[Excerpts from a dataset]
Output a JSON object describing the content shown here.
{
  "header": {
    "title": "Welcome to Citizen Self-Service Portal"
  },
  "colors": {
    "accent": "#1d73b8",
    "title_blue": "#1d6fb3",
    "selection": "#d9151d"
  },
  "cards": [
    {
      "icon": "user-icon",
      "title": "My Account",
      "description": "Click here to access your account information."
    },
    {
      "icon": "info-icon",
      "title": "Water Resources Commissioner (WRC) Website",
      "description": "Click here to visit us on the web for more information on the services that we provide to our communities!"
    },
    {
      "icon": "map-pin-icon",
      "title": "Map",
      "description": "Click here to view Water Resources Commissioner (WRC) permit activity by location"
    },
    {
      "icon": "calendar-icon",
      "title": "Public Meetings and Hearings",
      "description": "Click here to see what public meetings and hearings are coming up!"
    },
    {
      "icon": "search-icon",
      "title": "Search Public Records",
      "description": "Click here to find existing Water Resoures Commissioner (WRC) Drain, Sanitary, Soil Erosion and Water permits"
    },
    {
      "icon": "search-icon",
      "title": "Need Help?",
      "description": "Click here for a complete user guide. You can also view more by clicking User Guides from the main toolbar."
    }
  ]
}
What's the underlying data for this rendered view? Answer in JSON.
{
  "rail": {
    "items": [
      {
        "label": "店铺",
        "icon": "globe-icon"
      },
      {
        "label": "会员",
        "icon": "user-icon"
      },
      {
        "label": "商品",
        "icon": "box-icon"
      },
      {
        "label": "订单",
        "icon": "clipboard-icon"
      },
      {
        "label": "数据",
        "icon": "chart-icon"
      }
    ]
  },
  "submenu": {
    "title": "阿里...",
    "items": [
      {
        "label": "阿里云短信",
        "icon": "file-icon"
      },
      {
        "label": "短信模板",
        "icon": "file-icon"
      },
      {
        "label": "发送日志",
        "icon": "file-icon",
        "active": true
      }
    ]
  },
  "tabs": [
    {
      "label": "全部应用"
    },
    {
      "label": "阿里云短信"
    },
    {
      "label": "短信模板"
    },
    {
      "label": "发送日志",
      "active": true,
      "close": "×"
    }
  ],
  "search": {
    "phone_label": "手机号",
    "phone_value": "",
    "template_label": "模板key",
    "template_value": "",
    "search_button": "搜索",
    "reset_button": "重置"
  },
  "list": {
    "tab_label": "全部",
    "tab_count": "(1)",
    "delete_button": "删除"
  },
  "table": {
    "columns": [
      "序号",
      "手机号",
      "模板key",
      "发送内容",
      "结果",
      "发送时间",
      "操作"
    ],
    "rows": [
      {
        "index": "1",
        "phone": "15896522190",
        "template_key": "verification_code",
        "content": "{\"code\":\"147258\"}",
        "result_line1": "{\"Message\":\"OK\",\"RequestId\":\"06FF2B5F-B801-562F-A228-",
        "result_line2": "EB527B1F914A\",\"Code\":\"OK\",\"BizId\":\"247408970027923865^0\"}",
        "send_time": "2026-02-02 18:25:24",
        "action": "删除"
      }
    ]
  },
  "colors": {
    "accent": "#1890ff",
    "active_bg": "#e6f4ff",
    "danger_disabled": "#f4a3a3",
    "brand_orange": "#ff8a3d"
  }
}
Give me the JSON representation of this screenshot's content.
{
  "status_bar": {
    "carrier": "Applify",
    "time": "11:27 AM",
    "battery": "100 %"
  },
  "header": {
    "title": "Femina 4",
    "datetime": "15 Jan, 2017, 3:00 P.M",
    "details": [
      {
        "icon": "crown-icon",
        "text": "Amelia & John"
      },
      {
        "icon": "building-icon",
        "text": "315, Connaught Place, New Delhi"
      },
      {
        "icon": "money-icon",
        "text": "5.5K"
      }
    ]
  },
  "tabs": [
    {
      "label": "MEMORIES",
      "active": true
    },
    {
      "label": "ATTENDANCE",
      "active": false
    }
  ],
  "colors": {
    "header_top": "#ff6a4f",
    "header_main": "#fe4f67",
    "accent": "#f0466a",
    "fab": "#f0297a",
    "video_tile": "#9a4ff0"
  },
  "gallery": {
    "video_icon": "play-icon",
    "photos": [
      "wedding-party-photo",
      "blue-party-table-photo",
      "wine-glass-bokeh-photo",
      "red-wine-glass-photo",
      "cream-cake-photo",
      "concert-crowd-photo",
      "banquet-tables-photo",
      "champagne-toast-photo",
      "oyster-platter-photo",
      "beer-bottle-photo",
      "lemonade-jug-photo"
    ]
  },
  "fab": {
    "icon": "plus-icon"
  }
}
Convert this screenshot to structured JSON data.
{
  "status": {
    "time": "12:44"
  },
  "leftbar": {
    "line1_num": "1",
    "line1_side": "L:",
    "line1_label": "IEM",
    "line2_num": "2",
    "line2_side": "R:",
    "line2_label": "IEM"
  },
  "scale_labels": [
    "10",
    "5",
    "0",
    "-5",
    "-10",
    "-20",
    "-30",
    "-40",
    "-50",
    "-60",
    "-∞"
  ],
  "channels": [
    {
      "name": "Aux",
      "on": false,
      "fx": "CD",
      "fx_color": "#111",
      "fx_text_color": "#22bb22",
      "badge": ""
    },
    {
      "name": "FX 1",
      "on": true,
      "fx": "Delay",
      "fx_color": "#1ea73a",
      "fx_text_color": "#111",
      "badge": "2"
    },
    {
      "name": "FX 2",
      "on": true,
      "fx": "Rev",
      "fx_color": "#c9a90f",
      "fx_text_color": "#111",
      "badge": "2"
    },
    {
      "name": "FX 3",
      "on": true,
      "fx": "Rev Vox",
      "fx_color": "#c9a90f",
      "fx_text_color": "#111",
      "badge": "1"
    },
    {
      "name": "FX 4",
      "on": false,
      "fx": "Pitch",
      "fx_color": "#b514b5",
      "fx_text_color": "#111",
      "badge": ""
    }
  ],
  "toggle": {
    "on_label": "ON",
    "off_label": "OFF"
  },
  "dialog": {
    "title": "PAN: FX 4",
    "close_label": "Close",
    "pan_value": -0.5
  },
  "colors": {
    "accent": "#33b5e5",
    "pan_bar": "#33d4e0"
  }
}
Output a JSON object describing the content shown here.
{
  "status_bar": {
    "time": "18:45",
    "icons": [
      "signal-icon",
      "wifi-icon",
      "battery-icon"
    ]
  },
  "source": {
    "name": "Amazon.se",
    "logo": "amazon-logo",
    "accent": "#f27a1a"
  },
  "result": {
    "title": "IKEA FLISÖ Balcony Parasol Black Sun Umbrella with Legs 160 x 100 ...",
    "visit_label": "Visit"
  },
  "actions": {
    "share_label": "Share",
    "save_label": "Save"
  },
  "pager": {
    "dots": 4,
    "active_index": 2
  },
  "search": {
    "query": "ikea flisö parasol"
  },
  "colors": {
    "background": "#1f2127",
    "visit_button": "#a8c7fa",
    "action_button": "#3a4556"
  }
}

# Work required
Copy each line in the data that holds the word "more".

# Solution for this problem
      "description": "Click here to visit us on the web for more information on the services that we provide to our communities!"
      "description": "Click here for a complete user guide. You can also view more by clicking User Guides from the main toolbar."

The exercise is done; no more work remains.